II.      The light in which they are viewed by God—

[In their own eyes they are as good as any. Whatever be their besetting sin, they have reasons enough to extenuate and excuse it. Their covetousness is nothing more than prudence and diligence; their fretfulness and fiery passions are the mere infirmities of nature, the trifling ebullitions of a warm and hasty temper, that are far more than counterbalanced by a proportionable zeal for what is good. When they hear the contrary dispositions recommended from the pulpit, they acknowledge the directions to be exceeding proper; but they scarcely ever feel their own conduct condemned by them. They are eagle-eyed in spying out the faults of others; but they are almost utter strangers to their own. Their zeal for the Gospel, and their attachment to those who preach or profess it, is to them a decisive evidence of their own conversion; and nothing that God or man can say to the contrary is suffered for one moment to shake their confidence.

In the estimation of the Church these persons often pass for eminent saints. Their faults are not generally known, and the best construction is put upon all they say or do. Godly men are afraid of judging harshly, and have learned to exercise the “love that hopeth all things,” and that “covereth a multitude of sins.” Hence they give the right hand of fellowship to those who shew a love to the Gospel; and, even when they fear that all is not right, they are content to “let the tares grow up with the wheat till the harvest, lest through their ignorance they should pluck up the wheat with the tares.”

But in the sight of God, who searcheth the heart, these men appear in their proper colours. Are they covetous? “he abhors them [Note: Psa_10:3.].” Are they proud, passionate, contentious? they are actuated by an infernal spirit [Note: Jam_3:14-15.]. Have they no government of their tongue? their religion is vain [Note: Jam_1:26.]. Are they hearers of the word, and not doers of it also? they only deceive their own souls [Note: Jam_1:22.]. Are they habitually and allowedly under the dominion of any sin whatever? they are children of the devil [Note: 1Jn_3:8.], and not of God [Note: 1Jn_3:9.]: not with standing all their profession, they have no part in the Gospel salvation [Note: 1Jn_3:6 and Rom_6:14.], no acceptance in their prayers [Note: Psa_66:18.], nor any portion but eternal misery in hell [Note: Mar_9:43-48.]. They may have a name to live; but they are really dead before God [Note: Rev_3:1.]]


1.       How far must they be from a Christian state, who feel no delight in divine ordinances!

[It has already appeared that men may be extremely fond of the offices, the ministers, and the professors of religion, and yet perish for ever, for want of that conformity to the Divine will, which is essential to the Christian character. How much more then must they be destitute of religion, who have not even the outward appearance of sanctity, but live in an open contempt of God’s word and ordinances! Let not any one imagine that the naming the name of Christ is sufficient to constitute us Christians. The tree must be judged of by its fruits: and according to our works will be the sentence that shall be upon us in the last day.]

2.       What need have the professors of religion to examine well their own hearts!

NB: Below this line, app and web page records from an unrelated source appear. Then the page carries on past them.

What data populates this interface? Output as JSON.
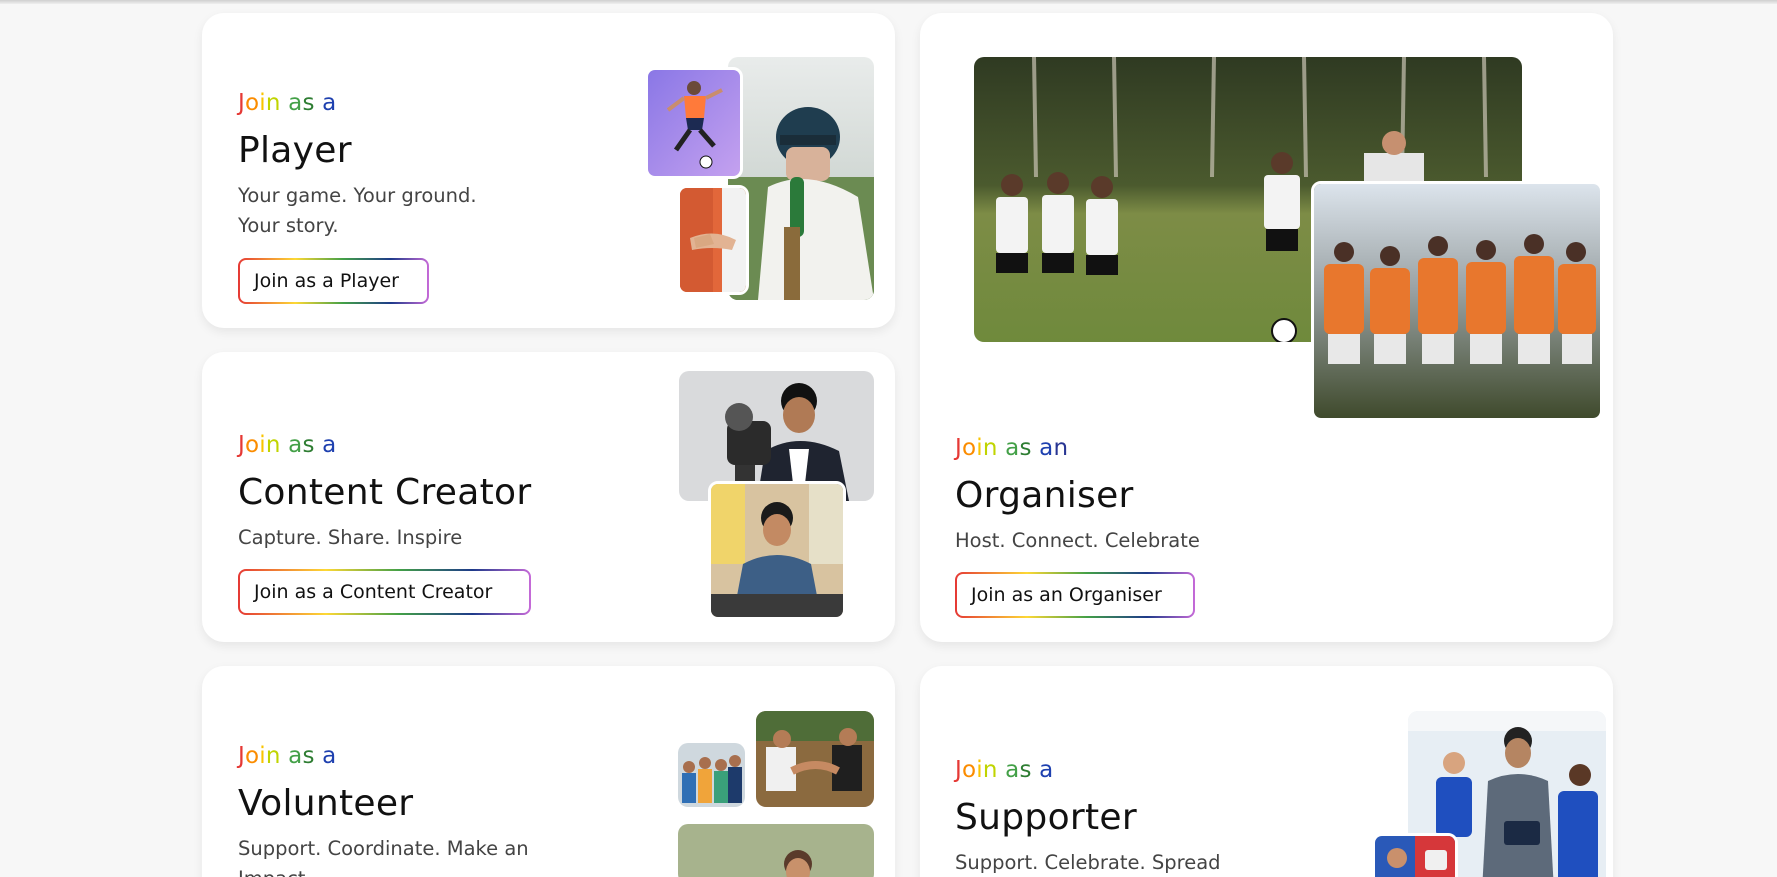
{
  "colors": {
    "eyebrow_letters": [
      "#e53935",
      "#fb8c00",
      "#f9c400",
      "#c0d400",
      "#43a047",
      "#2e7d32",
      "#1e40af",
      "#283593"
    ]
  },
  "cards": {
    "player": {
      "eyebrow": "Join as a",
      "title": "Player",
      "desc_line1": "Your game. Your ground.",
      "desc_line2": "Your story.",
      "button": "Join as a Player"
    },
    "creator": {
      "eyebrow": "Join as a",
      "title": "Content Creator",
      "desc_line1": "Capture. Share. Inspire",
      "button": "Join as a Content Creator"
    },
    "organiser": {
      "eyebrow": "Join as an",
      "title": "Organiser",
      "desc_line1": "Host. Connect. Celebrate",
      "button": "Join as an Organiser"
    },
    "volunteer": {
      "eyebrow": "Join as a",
      "title": "Volunteer",
      "desc_line1": "Support. Coordinate. Make an",
      "desc_line2": "Impact"
    },
    "supporter": {
      "eyebrow": "Join as a",
      "title": "Supporter",
      "desc_line1": "Support. Celebrate. Spread"
    }
  },
  "photos": {
    "player_kick": "footballer-kicking-photo",
    "player_handshake": "handshake-photo",
    "player_cricket": "cricket-batsman-photo",
    "creator_camera": "creator-with-camera-photo",
    "creator_desk": "creator-at-desk-photo",
    "organiser_field": "kids-football-field-photo",
    "organiser_team": "team-huddle-photo",
    "volunteer_group": "volunteer-group-photo",
    "volunteer_hands": "volunteer-hands-photo",
    "volunteer_crowd": "volunteer-crowd-photo",
    "supporter_coach": "coach-with-kids-photo",
    "supporter_small": "supporter-small-photo"
  }
}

[Love to the word and people of God, if accompanied with an unreserved obedience to his commandments, is an excellent evidence of our conversion: but, if there be a reigning inconsistency in our conduct, our love to the one or to the other of these is mere hypocrisy [Note: Mat_15:7-8. Psa_78:34-37. Isa_58:2-3.]. Let us then inquire diligently, and beg of God to try us, whether there be any wickedness practised in our lives, or harboured in our bosoms [Note: Psa_139:23-24.]? Let us not be content to “honour God with our lips, while our hearts are far from him.” Let us rather entreat him to “put truth in our inward parts,” that, while we profess to be interested in the promises, we may “purify ourselves from all filthiness both of flesh and spirit, and perfect holiness in the fear of God [Note: 1Co_7:1.].”]